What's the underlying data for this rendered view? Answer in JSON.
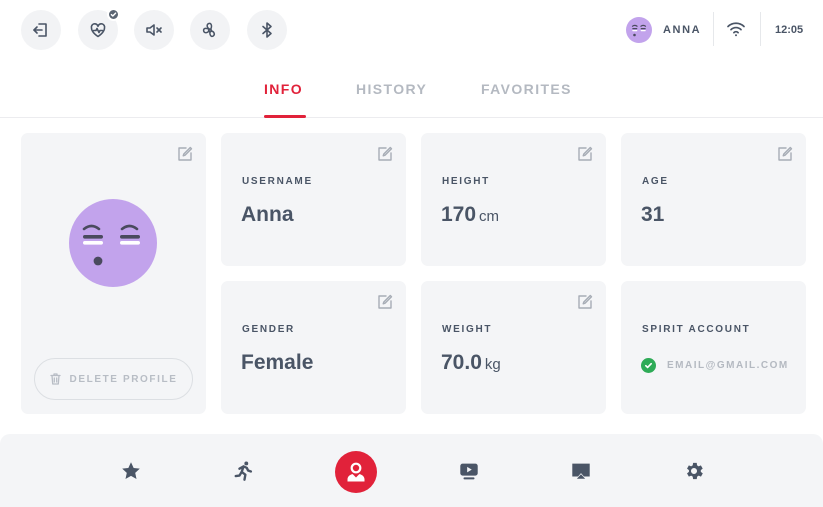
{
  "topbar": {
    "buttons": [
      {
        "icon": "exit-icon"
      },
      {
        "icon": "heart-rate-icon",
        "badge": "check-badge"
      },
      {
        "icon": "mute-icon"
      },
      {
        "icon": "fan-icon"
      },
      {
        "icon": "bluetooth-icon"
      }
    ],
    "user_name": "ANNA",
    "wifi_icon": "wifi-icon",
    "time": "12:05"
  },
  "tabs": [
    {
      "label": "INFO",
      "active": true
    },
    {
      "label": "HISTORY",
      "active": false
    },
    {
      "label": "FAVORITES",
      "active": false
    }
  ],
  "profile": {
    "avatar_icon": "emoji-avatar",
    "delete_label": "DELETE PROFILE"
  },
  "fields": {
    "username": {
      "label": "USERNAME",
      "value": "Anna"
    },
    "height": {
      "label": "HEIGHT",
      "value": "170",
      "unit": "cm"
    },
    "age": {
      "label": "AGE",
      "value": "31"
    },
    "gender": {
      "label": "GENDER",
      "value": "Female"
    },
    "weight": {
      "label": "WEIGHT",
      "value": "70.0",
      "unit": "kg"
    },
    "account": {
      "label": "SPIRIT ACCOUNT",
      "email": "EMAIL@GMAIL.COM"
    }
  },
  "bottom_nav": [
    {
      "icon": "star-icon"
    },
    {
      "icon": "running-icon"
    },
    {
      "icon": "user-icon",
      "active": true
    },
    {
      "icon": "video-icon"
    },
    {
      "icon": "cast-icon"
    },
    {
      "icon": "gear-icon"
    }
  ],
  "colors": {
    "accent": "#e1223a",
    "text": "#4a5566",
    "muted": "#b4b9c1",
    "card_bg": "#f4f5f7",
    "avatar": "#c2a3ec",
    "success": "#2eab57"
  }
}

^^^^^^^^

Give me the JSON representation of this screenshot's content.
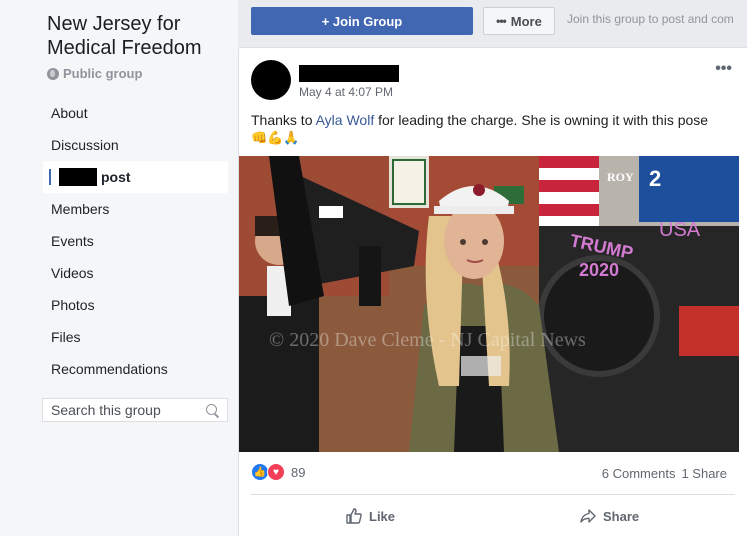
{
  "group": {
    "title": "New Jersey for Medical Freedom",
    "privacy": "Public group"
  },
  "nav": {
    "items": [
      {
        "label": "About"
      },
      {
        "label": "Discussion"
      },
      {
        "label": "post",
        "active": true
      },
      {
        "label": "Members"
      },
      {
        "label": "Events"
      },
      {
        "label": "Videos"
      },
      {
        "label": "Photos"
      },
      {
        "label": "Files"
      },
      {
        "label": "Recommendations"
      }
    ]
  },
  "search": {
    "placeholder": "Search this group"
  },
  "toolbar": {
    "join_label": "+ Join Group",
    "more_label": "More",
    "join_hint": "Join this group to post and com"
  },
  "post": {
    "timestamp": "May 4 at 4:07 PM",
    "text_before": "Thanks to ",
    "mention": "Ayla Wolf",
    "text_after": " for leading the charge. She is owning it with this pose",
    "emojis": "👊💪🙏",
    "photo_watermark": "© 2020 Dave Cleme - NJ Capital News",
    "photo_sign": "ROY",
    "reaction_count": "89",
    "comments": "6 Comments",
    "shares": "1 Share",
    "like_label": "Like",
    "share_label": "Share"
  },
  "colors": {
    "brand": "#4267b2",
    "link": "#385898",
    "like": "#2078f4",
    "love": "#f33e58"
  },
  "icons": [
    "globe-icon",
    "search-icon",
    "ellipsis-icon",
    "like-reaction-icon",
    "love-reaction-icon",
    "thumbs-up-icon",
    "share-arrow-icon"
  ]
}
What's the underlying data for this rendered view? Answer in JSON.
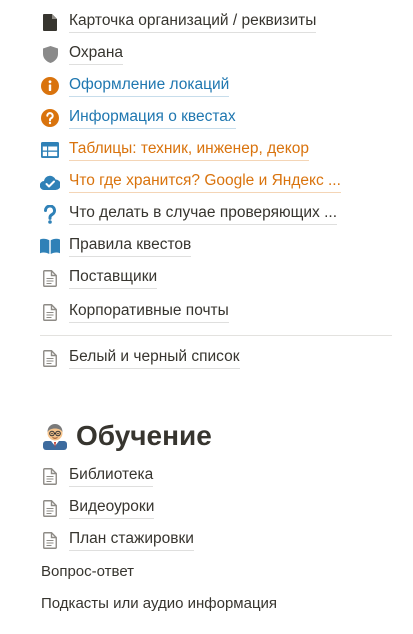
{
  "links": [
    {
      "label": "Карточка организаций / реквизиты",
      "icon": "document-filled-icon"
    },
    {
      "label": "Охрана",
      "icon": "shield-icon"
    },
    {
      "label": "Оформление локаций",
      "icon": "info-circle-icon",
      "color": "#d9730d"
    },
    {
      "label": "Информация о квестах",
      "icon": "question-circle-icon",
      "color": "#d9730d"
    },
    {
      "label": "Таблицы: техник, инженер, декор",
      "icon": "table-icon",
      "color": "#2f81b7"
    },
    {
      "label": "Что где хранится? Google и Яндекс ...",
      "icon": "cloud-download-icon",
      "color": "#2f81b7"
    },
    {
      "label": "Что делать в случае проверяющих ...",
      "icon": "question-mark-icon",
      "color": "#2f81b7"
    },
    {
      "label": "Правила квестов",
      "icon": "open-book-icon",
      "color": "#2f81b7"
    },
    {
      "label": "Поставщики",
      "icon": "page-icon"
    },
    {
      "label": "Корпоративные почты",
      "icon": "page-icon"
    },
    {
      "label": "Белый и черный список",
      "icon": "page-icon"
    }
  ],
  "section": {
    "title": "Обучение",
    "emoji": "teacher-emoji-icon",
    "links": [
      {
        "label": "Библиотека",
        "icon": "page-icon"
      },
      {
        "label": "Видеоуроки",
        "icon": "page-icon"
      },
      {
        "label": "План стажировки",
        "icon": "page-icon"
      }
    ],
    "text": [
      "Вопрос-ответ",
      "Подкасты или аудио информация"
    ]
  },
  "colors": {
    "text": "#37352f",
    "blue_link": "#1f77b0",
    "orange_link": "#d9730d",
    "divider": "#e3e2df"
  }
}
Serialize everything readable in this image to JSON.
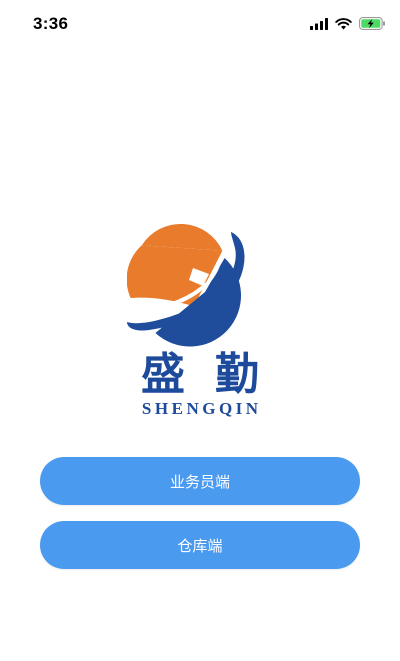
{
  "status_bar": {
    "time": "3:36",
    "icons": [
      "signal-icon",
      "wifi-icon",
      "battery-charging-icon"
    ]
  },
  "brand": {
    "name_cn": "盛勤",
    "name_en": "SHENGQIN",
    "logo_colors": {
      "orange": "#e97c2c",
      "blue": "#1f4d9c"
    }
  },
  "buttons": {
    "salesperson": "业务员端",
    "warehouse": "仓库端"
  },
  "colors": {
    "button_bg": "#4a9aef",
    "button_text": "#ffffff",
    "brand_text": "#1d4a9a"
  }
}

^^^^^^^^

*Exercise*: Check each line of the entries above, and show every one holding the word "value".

*Answer below*:
      "value": "Anna"
      "value": "170",
      "value": "31"
      "value": "Female"
      "value": "70.0",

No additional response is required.